FOCUS4 was a trial in the U.K. that randomized patients with metastatic colorectal cancer whose disease was controlled after 16 weeks of first-line combination therapy. They received either capecitabine with a usual 2 weeks of pills followed by 1-week break--or active monitoring with scans every 8 weeks. While the time till this tumor grew was shorter fully off of chemotherapy, the overall survival was not different between the 2 arms. This lack of overall survival has proven out in other trials. It was recently seen in a meta-analysis published in the Journal of the American Medical Association of Oncology recently. Active monitoring may not be the best option for every patient. But I think it is an important discussion between patients and their oncologists to balance quality of life and continued disease control.
Thank you for listening to this brief summary of new research in gastrointestinal cancers from the 2021 ASCO Annual Meeting.
ASCO: Thank you, Dr. Meyerhardt. You can find more research from recent scientific meetings at www.cancer.net. And if this podcast was useful, please take a minute to subscribe, rate, and review the show wherever you listen to podcasts.
This Cancer.Net podcast is part of the ASCO Podcast Network. This collection of 9 programs offers insight into the world of cancer care, covering a range of educational, inspirational, and scientific content. You can find all 9 shows, including this one, at podcast.asco.org.
Cancer.Net is supported by Conquer Cancer, the ASCO Foundation, which funds lifesaving research for every type of cancer, helping patients everywhere.
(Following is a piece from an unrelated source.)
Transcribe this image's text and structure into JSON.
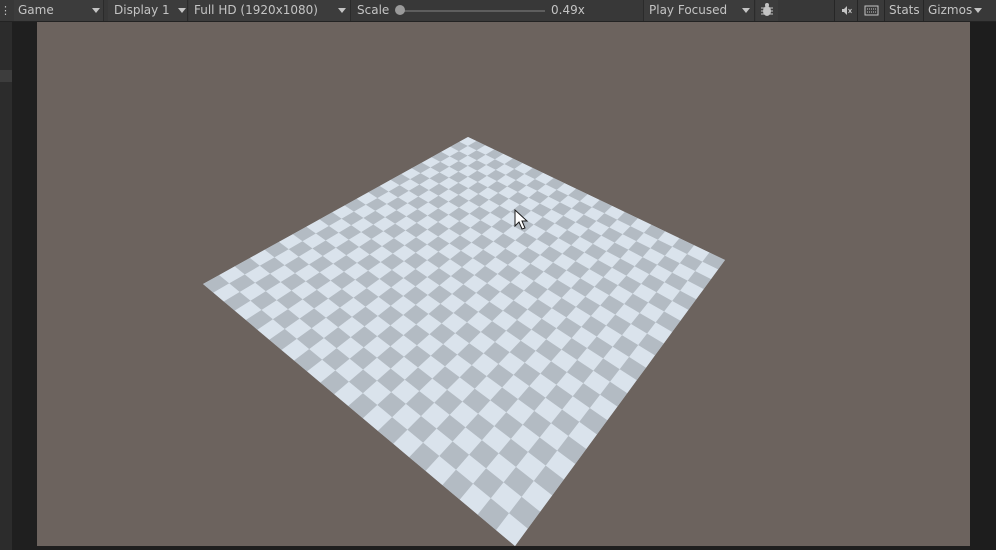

To help fund Cancer.Net and programs like it, donate at CONQUER.ORG/Donate.